He sees it as a interpersonal process, but teachers have to guid children through the zone of proximal development, by thinking of ways in which they and the children can work with two different understandings of the piece of work to be done, the teachers and the childs.
Piaget??™s hypothesis about how cognitive change processes was later changed into a teaching approach now termed discovery learning, and this is considered to be the ???lone learner??™ rout. The teacher took control of learning situations that challenged the pupils reasoning. There was no peer influence, although it was found in later research that interpersonal conflict, particularly with the peers could play an important role in promoting cognitive chang. (Perret-Clermont1980) (Doise and Mugny 1984)
Christine Howe (1992) compared 8-12 year olds children??™s progress in understanding what influences motion down a slope. In order to find whether the role of conflict in group work they made up two kinds of groups and each group had different views to the other and in the other group they had similar views to each other. Howe found no evidence to suggest the idea that children worked out their new concept during their group discussions, because progess was not actually observed in a post test immediately after the session of group work, but rather in a delayed post test, that is a second test of how the children understand motion down a slop, and this was givern around four weeks after the group work.
There are also obsticals that interfere with the development of children??™s scientific reasoning, for example their everyday conflicts they experience in their enviroment often influenc their scientific way of thinking.
One of the obsticals to effect scientific thinking is that many conceps represent intensive rather than extensive quantities. Extensive quantities such as height and weight, and intensive quantites which include density, speed and force
An everyday intensive quantity is taste. For example how sweet is a glass of lemon juice will depend on the amount of sugar you add. There is also an inverse relationship between the amount of lemon juice and sweetness, the more lemon juice in the glass the sweeter it will taste (Nunes et al 2002) conducted an ivestgation demonstrate the difficulty with inverse relations for children.
The finding of this investigation were consistant with the original predictions.

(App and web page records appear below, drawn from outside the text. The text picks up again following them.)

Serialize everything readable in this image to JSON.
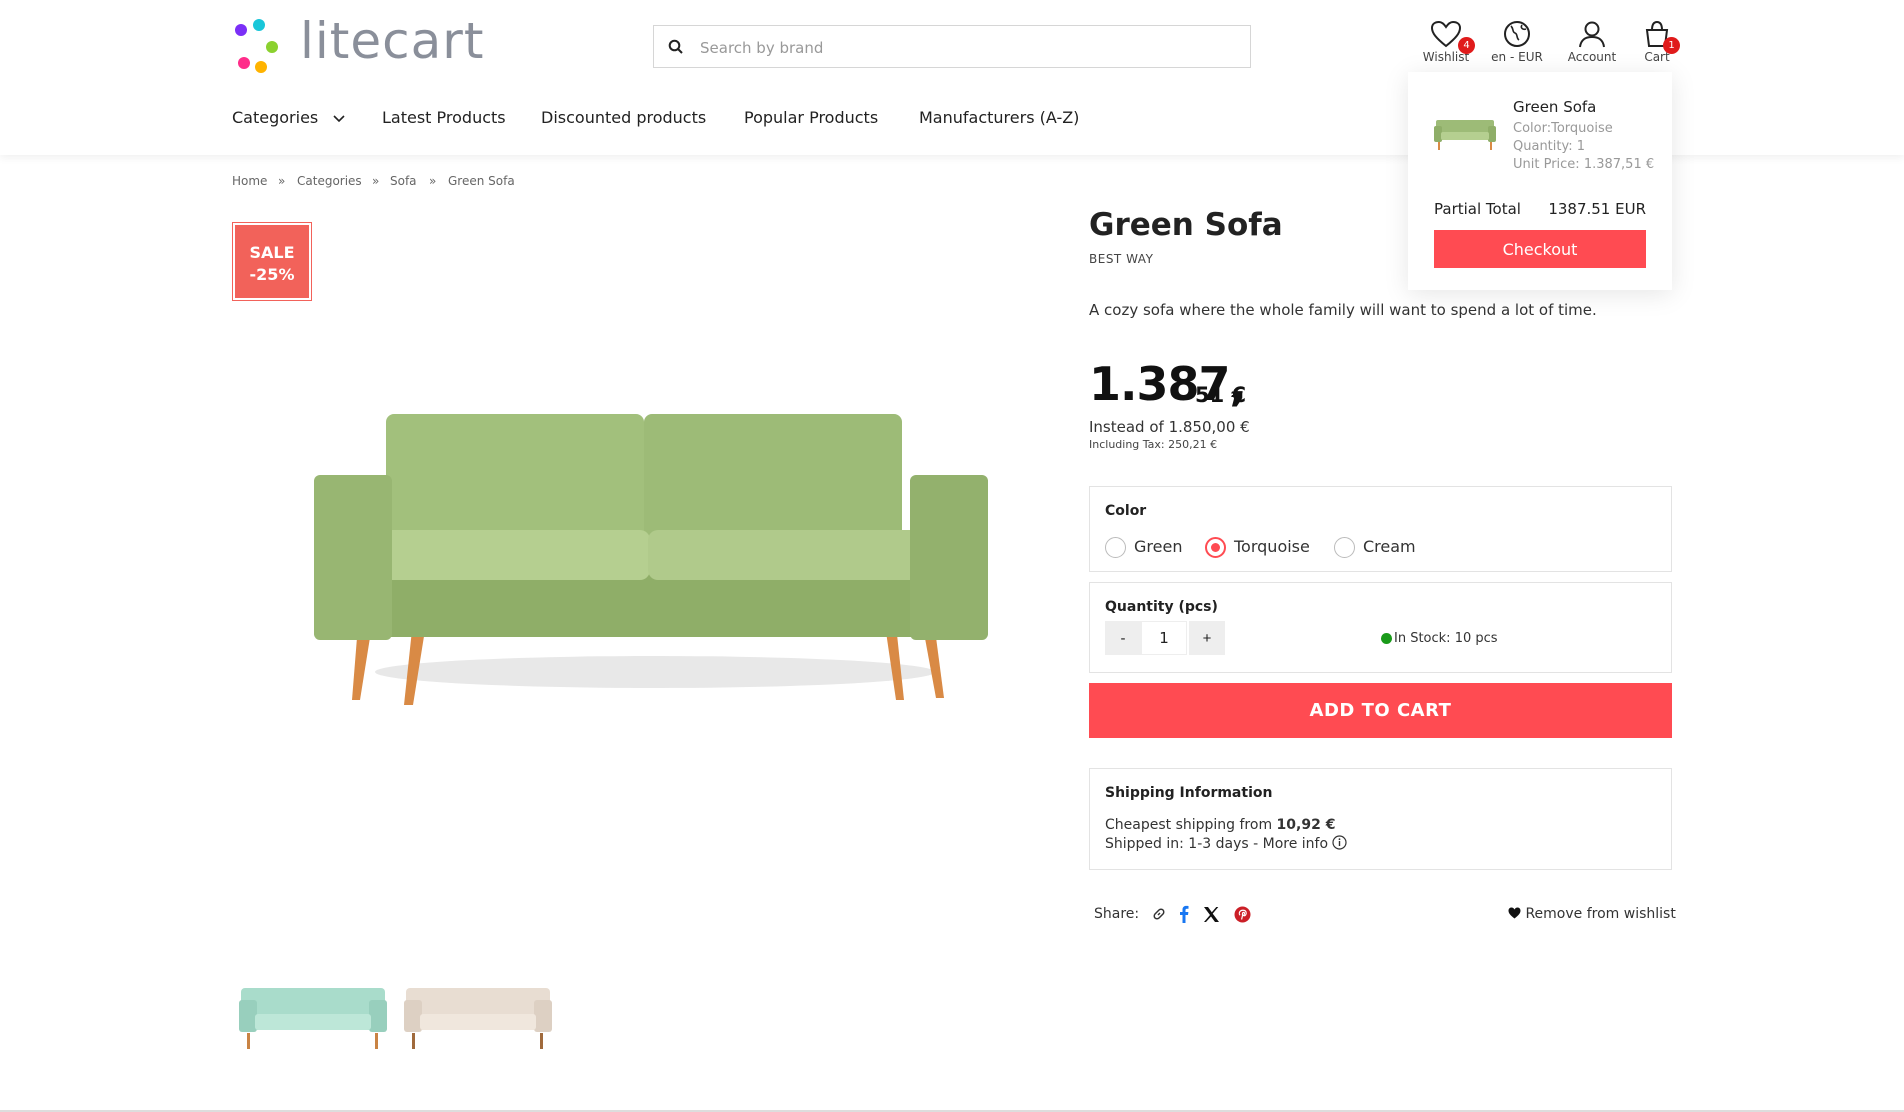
{
  "header": {
    "logo_text": "litecart",
    "search": {
      "placeholder": "Search by brand"
    },
    "icons": {
      "wishlist_label": "Wishlist",
      "wishlist_count": "4",
      "locale_label": "en - EUR",
      "account_label": "Account",
      "cart_label": "Cart",
      "cart_count": "1"
    },
    "nav": [
      "Categories",
      "Latest Products",
      "Discounted products",
      "Popular Products",
      "Manufacturers (A-Z)"
    ]
  },
  "cart_popup": {
    "item_name": "Green Sofa",
    "item_color": "Color:Torquoise",
    "item_quantity": "Quantity: 1",
    "item_unit_price": "Unit Price: 1.387,51 €",
    "partial_total_label": "Partial Total",
    "partial_total_value": "1387.51 EUR",
    "checkout_label": "Checkout"
  },
  "breadcrumb": [
    "Home",
    "Categories",
    "Sofa",
    "Green Sofa"
  ],
  "breadcrumb_separator": "»",
  "sale_badge": {
    "line1": "SALE",
    "line2": "-25%"
  },
  "product": {
    "title": "Green Sofa",
    "brand": "BEST WAY",
    "description": "A cozy sofa where the whole family will want to spend a lot of time.",
    "price_main": "1.387,",
    "price_cents": "51 €",
    "instead_of": "Instead of 1.850,00 €",
    "tax": "Including Tax: 250,21 €"
  },
  "options": {
    "color_label": "Color",
    "colors": [
      "Green",
      "Torquoise",
      "Cream"
    ],
    "selected_color": "Torquoise"
  },
  "quantity": {
    "label": "Quantity (pcs)",
    "minus": "-",
    "value": "1",
    "plus": "+",
    "stock": "In Stock: 10 pcs"
  },
  "add_to_cart_label": "ADD TO CART",
  "shipping": {
    "title": "Shipping Information",
    "cheapest_prefix": "Cheapest shipping from",
    "cheapest_value": "10,92 €",
    "shipped_in": "Shipped in: 1-3 days - More info"
  },
  "share": {
    "label": "Share:",
    "remove_wishlist": "Remove from wishlist"
  },
  "colors": {
    "accent": "#ff4b52",
    "sale": "#f2625a",
    "badge": "#e01b1b",
    "stock": "#1a9a1a",
    "facebook": "#1877f2",
    "pinterest": "#cb1f27"
  }
}
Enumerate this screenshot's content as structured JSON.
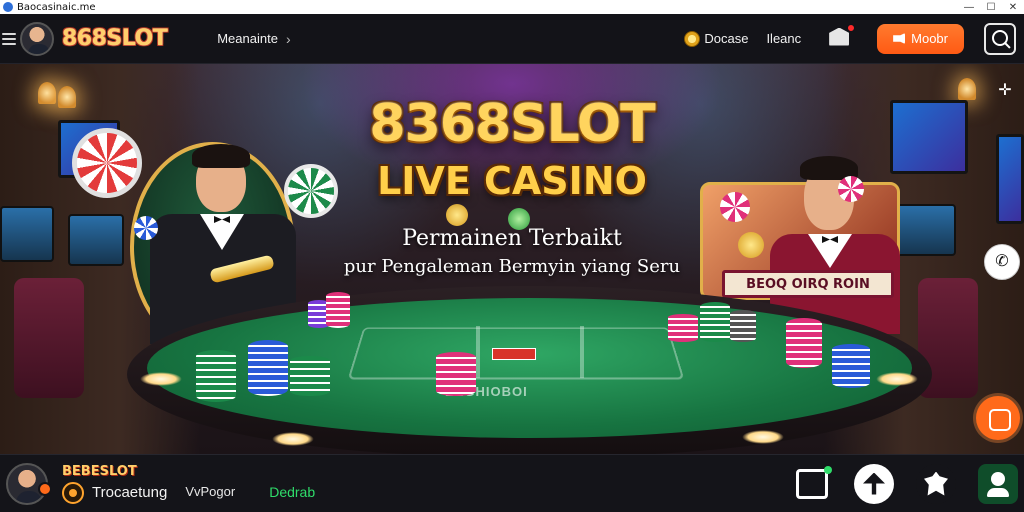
{
  "window": {
    "title": "Baocasinaic.me",
    "controls": [
      "—",
      "☐",
      "✕"
    ]
  },
  "header": {
    "brand": "868SLOT",
    "nav_link": "Meanainte",
    "nav_chevron": "›",
    "deposit_label": "Docase",
    "home_label": "Ileanc",
    "cta_label": "Moobr",
    "notification_dot": true
  },
  "hero": {
    "title_line1": "8368SLOT",
    "title_line2": "LIVE CASINO",
    "subtitle_line1": "Permainen Terbaikt",
    "subtitle_line2": "pur Pengaleman Bermyin yiang Seru",
    "plaque_text": "BEOQ OIRQ ROIN",
    "felt_text": "EEGHIOBOI"
  },
  "side": {
    "move_icon": "✛",
    "phone_icon": "✆"
  },
  "bottom_bar": {
    "brand": "BEBESLOT",
    "label": "Trocaetung",
    "link": "VvPogor",
    "green_label": "Dedrab"
  },
  "colors": {
    "accent_orange": "#ff5a14",
    "brand_gold": "#ffcf6b",
    "felt_green": "#1f8a4f",
    "status_green": "#2fdc6a"
  },
  "icons": [
    "menu-icon",
    "avatar",
    "coin-icon",
    "bell-icon",
    "cta-icon",
    "search-icon",
    "move-icon",
    "phone-icon",
    "game-icon",
    "cashier-icon",
    "gift-icon",
    "promo-icon",
    "profile-icon"
  ]
}
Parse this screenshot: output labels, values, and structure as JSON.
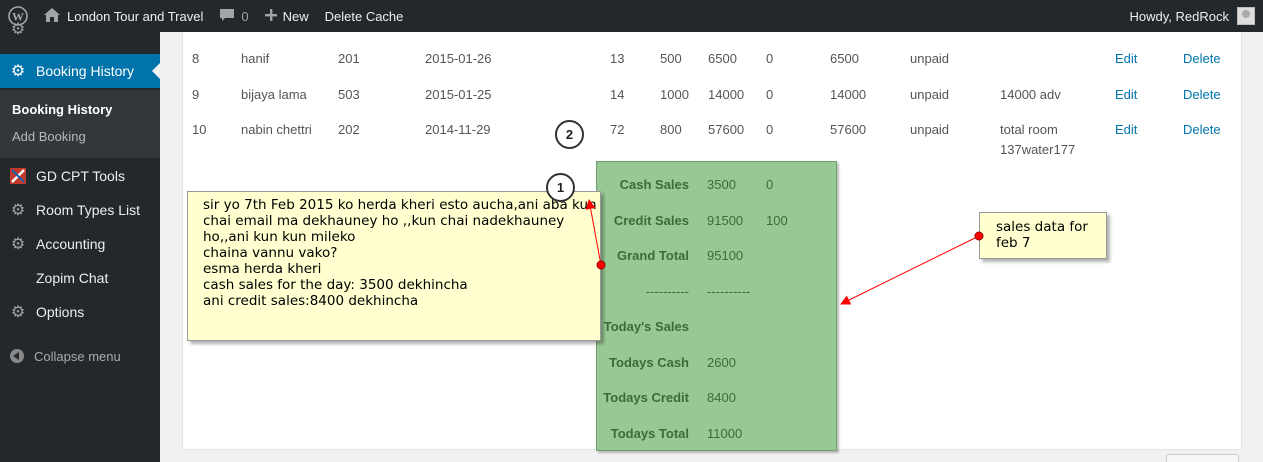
{
  "admin_bar": {
    "site_name": "London Tour and Travel",
    "comments_count": "0",
    "new_label": "New",
    "delete_cache_label": "Delete Cache",
    "greeting": "Howdy, RedRock"
  },
  "sidebar": {
    "current": "Booking History",
    "submenu": [
      "Booking History",
      "Add Booking"
    ],
    "items": [
      "GD CPT Tools",
      "Room Types List",
      "Accounting",
      "Zopim Chat",
      "Options"
    ],
    "collapse": "Collapse menu"
  },
  "table": {
    "rows": [
      {
        "id": "8",
        "name": "hanif",
        "room": "201",
        "date": "2015-01-26",
        "nights": "13",
        "rate": "500",
        "total": "6500",
        "discount": "0",
        "net": "6500",
        "status": "unpaid",
        "remarks": "",
        "remarks2": "",
        "edit": "Edit",
        "delete": "Delete"
      },
      {
        "id": "9",
        "name": "bijaya lama",
        "room": "503",
        "date": "2015-01-25",
        "nights": "14",
        "rate": "1000",
        "total": "14000",
        "discount": "0",
        "net": "14000",
        "status": "unpaid",
        "remarks": "14000 adv",
        "remarks2": "",
        "edit": "Edit",
        "delete": "Delete"
      },
      {
        "id": "10",
        "name": "nabin chettri",
        "room": "202",
        "date": "2014-11-29",
        "nights": "72",
        "rate": "800",
        "total": "57600",
        "discount": "0",
        "net": "57600",
        "status": "unpaid",
        "remarks": "total room",
        "remarks2": "137water177",
        "edit": "Edit",
        "delete": "Delete"
      }
    ]
  },
  "sales_box": {
    "rows": [
      {
        "label": "Cash Sales",
        "v1": "3500",
        "v2": "0"
      },
      {
        "label": "Credit Sales",
        "v1": "91500",
        "v2": "100"
      },
      {
        "label": "Grand Total",
        "v1": "95100",
        "v2": ""
      },
      {
        "label": "----------",
        "v1": "----------",
        "v2": ""
      },
      {
        "label": "Today's Sales",
        "v1": "",
        "v2": ""
      },
      {
        "label": "Todays Cash",
        "v1": "2600",
        "v2": ""
      },
      {
        "label": "Todays Credit",
        "v1": "8400",
        "v2": ""
      },
      {
        "label": "Todays Total",
        "v1": "11000",
        "v2": ""
      }
    ]
  },
  "callouts": {
    "one": "1",
    "two": "2",
    "note1_lines": [
      "sir yo 7th Feb 2015 ko herda kheri esto aucha,ani aba kun",
      "chai email ma dekhauney ho ,,kun chai nadekhauney",
      "ho,,ani kun kun mileko",
      "chaina vannu vako?",
      "esma herda kheri",
      "cash sales for the day: 3500 dekhincha",
      "ani credit sales:8400 dekhincha"
    ],
    "note2_lines": [
      "sales data for",
      "feb 7"
    ]
  },
  "colors": {
    "adminbar": "#23282d",
    "menu_active": "#0073aa",
    "link": "#0073aa",
    "sales_box": "#98c994",
    "note": "#ffffd0",
    "arrow": "#ff0000"
  }
}
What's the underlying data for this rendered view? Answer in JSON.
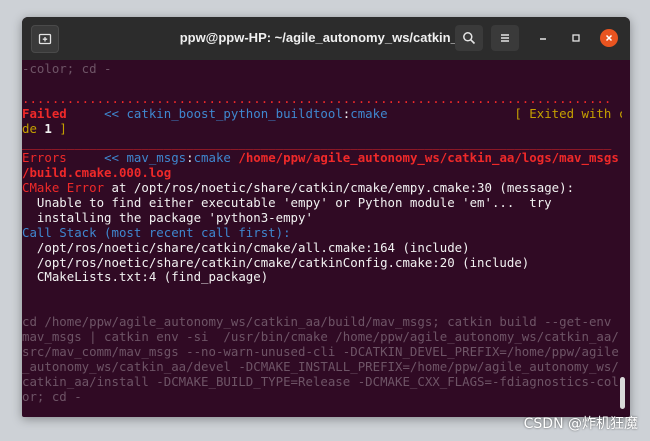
{
  "window": {
    "title": "ppw@ppw-HP: ~/agile_autonomy_ws/catkin_aa"
  },
  "icons": {
    "new_tab": "new-tab-icon",
    "search": "search-icon",
    "menu": "hamburger-menu-icon",
    "minimize": "minimize-icon",
    "maximize": "maximize-icon",
    "close": "close-icon"
  },
  "colors": {
    "terminal_bg": "#300a24",
    "error_red": "#ef2929",
    "info_blue": "#3f87cf",
    "warn_yellow": "#c4a000",
    "close_orange": "#e95420"
  },
  "terminal": {
    "l01": "-color; cd -",
    "l02": "",
    "l03": "...............................................................................",
    "l04_a": "Failed",
    "l04_b": "     << catkin_boost_python_buildtool",
    "l04_c": ":",
    "l04_d": "cmake",
    "l04_e": "                 [ Exited with co",
    "l05_a": "de ",
    "l05_b": "1",
    "l05_c": " ]",
    "l06": "_______________________________________________________________________________",
    "l07_a": "Errors",
    "l07_b": "     << mav_msgs",
    "l07_c": ":",
    "l07_d": "cmake",
    "l07_e": " /home/ppw/agile_autonomy_ws/catkin_aa/logs/mav_msgs",
    "l08": "/build.cmake.000.log",
    "l09_a": "CMake Error",
    "l09_b": " at /opt/ros/noetic/share/catkin/cmake/empy.cmake:30 (message):",
    "l10": "  Unable to find either executable 'empy' or Python module 'em'...  try",
    "l11": "  installing the package 'python3-empy'",
    "l12": "Call Stack (most recent call first):",
    "l13": "  /opt/ros/noetic/share/catkin/cmake/all.cmake:164 (include)",
    "l14": "  /opt/ros/noetic/share/catkin/cmake/catkinConfig.cmake:20 (include)",
    "l15": "  CMakeLists.txt:4 (find_package)",
    "l16": "",
    "l17": "",
    "l18": "cd /home/ppw/agile_autonomy_ws/catkin_aa/build/mav_msgs; catkin build --get-env",
    "l19": "mav_msgs | catkin env -si  /usr/bin/cmake /home/ppw/agile_autonomy_ws/catkin_aa/",
    "l20": "src/mav_comm/mav_msgs --no-warn-unused-cli -DCATKIN_DEVEL_PREFIX=/home/ppw/agile",
    "l21": "_autonomy_ws/catkin_aa/devel -DCMAKE_INSTALL_PREFIX=/home/ppw/agile_autonomy_ws/",
    "l22": "catkin_aa/install -DCMAKE_BUILD_TYPE=Release -DCMAKE_CXX_FLAGS=-fdiagnostics-col",
    "l23": "or; cd -"
  },
  "watermark": "CSDN @炸机狂魔"
}
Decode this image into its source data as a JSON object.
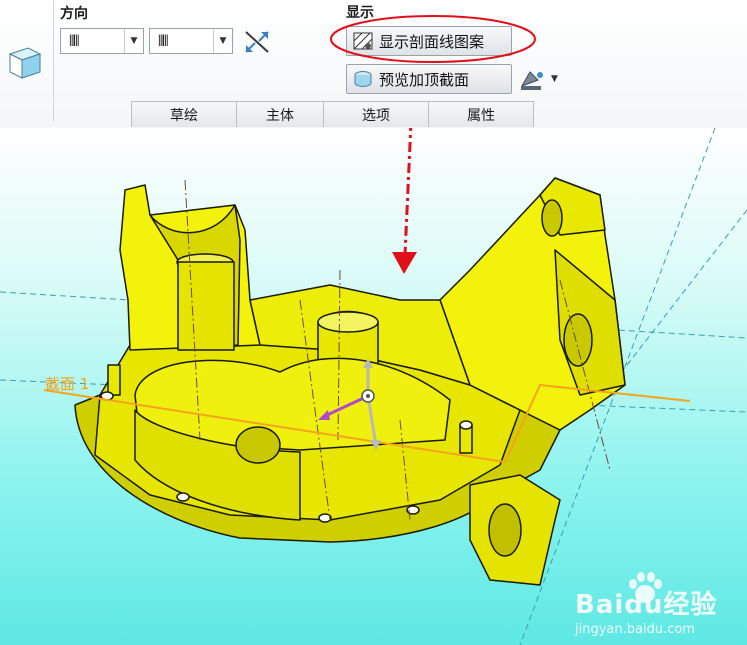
{
  "ribbon": {
    "direction_title": "方向",
    "display_title": "显示",
    "direction_combo_1_value": "⫴⫴",
    "direction_combo_2_value": "⫴⫴",
    "show_hatch_button": "显示剖面线图案",
    "preview_button": "预览加顶截面",
    "tabs": [
      "草绘",
      "主体",
      "选项",
      "属性"
    ]
  },
  "viewport": {
    "section_label": "截面 1",
    "watermark_brand": "Baidu经验",
    "watermark_url": "jingyan.baidu.com"
  },
  "colors": {
    "part_yellow": "#f2f20a",
    "section_line": "#f4a51a",
    "highlight_red": "#e0101a",
    "viewport_cyan": "#66ebe6"
  }
}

The results found that the age of the child did relate to their predictions, the explanations they gave, also their reactins were different when theories were challenged, and how most younger children only know the facts and not the reasons for them.
In conclusion the results showed that Jessica the older child showed more scientific knowledge than Remy the younger child.
Method and Skills hand book.
Writing practical reports sec 16
Book 3 chapter 7 Cognitive and language development in children.
Piaget??™s developmental theory
Vygotsky zone of proximity.
(Perret-Clermont1980) (Doise and Mugny 1984)
Christine Howe (1992)